The Campus Y, founded in 1860, on UNC Chapel Hill’s campus is proudly the center for social justice on campus and affectionately identifies as the university’s “moral conscience.” It has played a vital organizational role in many social activist campaigns on campus throughout its history. As it is mainly student-run, it highlights students passions for social justice and serves as the space where that passion is cultivated into action.


  • A cartoon hung in the Campus Y about UNC Chapel Hill's social movements and race relations. Done by Bob Zschiesche from the Greensboro Daily News. (1)
    A cartoon hung in the Campus Y about UNC Chapel Hill's social movements and race relations. Done by Bob Zschiesche from the Greensboro Daily News. (1)
  • A cartoon hung in the Campus Y mocking the perception of UNC Chapel Hill and its social justice driven student body. Done by Bob Zschiesche from the Greensboro Daily News.
    A cartoon hung in the Campus Y mocking the perception of UNC Chapel Hill and its social justice driven student body. Done by Bob Zschiesche from the Greensboro Daily News.

The UNC Foodworkers’ Strike of 1969 was a collaborative movement between the foodworkers’ and the Black Student Movement on campus to demand fair labor practices. Under the food service director at the time, George Prillaman, workers were denied adequate payment, job descriptions and titles, the ability to move to a full-time position with benefits, and other oppressive employment practices. After attempting to speak with their supervisor, Ottis White, which was often met with the threat of being fired, the foodworkers sent a memorandum in October of 1968 to the “Employers of Lenoir Dining Hall” of 21 possible improvements to the current labor practices. Later that month, Prillaman cited a severe drought, which curtailed dishwashing, as reason to lay off ten employees. With the fear that all who spoke out would simply be laid off, the foodworkers reached out to the Black Student Movement to garner support, organization, and guidance as they began their fight for fair treatment. After months of unsuccessful meetings with administration, the foodworkers planned a peaceful protest. On February 23, 1969, the foodworkers of Lenoir Dining Hall set up their counters as usual, however, when supervisor Mr. White opened the doors to let students in, the foodworkers all sat down at the tables of the dining hall and announced that they were striking.
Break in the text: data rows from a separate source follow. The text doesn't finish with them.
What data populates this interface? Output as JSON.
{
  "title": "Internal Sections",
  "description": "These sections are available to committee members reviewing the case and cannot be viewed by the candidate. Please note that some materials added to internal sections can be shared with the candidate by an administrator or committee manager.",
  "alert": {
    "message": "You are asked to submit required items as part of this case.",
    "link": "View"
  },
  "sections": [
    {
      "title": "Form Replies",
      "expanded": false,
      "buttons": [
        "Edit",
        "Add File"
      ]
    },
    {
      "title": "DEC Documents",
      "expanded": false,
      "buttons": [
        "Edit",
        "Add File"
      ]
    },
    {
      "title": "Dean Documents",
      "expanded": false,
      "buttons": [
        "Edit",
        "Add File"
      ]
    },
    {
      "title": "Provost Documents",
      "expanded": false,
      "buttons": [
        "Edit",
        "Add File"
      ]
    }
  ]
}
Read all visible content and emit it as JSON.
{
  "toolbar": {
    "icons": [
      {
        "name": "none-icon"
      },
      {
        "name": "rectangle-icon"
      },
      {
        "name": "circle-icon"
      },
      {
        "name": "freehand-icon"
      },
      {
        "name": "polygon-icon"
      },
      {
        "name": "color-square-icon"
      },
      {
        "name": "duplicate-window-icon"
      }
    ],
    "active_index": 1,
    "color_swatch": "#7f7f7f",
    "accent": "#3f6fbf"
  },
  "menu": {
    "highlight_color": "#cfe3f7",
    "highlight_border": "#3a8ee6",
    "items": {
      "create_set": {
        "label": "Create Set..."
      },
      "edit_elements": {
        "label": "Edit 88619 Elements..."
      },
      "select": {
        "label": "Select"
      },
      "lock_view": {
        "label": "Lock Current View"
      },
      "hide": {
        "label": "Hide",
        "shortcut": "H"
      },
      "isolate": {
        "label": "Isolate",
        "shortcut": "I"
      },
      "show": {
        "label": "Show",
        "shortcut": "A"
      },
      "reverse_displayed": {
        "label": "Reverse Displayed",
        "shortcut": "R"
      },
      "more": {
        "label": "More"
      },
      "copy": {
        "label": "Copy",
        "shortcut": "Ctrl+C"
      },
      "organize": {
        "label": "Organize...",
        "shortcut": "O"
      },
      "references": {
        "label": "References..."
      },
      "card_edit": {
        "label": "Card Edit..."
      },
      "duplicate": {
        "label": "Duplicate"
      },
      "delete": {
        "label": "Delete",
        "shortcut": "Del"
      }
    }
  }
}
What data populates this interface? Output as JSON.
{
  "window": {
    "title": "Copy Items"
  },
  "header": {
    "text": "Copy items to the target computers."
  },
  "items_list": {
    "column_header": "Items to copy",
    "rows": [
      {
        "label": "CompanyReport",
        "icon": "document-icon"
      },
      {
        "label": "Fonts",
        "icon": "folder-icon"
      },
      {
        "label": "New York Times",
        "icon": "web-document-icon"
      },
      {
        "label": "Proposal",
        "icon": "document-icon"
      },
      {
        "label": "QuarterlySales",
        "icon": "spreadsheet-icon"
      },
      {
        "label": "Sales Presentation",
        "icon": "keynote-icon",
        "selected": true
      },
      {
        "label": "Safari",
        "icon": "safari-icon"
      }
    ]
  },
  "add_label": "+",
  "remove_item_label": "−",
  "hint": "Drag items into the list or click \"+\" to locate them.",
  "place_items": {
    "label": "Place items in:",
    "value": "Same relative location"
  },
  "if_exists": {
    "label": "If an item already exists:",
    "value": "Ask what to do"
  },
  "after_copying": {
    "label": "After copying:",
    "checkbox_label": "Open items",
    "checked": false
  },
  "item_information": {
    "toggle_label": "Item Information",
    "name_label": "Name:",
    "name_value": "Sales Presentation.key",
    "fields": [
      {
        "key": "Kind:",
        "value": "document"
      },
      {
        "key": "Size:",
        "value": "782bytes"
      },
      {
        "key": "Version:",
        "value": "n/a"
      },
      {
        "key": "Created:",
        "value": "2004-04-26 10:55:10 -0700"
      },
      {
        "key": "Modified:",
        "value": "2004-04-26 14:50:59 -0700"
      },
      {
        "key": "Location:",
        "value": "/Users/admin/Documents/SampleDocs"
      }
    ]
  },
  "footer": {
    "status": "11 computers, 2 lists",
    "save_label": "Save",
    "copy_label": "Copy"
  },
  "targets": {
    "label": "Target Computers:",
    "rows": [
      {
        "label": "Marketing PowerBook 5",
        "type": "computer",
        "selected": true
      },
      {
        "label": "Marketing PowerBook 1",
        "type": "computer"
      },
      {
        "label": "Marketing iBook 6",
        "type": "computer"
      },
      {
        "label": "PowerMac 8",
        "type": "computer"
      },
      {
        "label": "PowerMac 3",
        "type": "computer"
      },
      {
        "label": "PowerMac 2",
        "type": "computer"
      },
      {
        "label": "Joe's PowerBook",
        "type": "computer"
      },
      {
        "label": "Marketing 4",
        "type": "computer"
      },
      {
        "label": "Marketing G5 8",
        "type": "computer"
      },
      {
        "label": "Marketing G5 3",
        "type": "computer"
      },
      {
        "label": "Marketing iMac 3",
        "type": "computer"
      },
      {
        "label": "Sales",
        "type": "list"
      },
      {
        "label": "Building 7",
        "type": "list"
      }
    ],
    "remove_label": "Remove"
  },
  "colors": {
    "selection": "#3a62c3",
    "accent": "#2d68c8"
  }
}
The Campus Y played a mediation role during the UNC Foodworkers’ Strike, fulfilling the need for a neutral space for the foodworkers and the administration to meet. As an organization, it never fully endorsed either side, however, many of its member did play organizational roles on behalf of the foodworkers. The students of the Campus Y helped prepare food for the Soul Food cafeteria in Manning Hall, while its director at the time, Anne Queen, lobbied for the foodworkers in her role as a member of the Human Relations Committee on campus.

As a hotbed of student activism throughout its history, the Campus Y has played a role in many student social movements on UNC Chapel Hill’s campus. Its involvement in the UNC Foodworkers’ Strike, though not ever officially active in the strike, its student members provided the organizational bridge between the foodworkers and the administration.

"Hippie Cartoon," in the Anne Queen Papers #5214, Southern Historical Collection, The Wilson Library, University of North Carolina at Chapel Hill.

Interview with Anne Queen by Lee HarrisJune 131974 E-0077, in the Southern Oral History Program Collection #4007Southern Historical CollectionWilsonLibraryUniversity of North Carolina at Chapel Hill

"Racial Tensions Cartoon," in the Anne Queen Papers #5214, Southern Historical Collection,
The Wilson Library, University of North Carolina at Chapel Hill.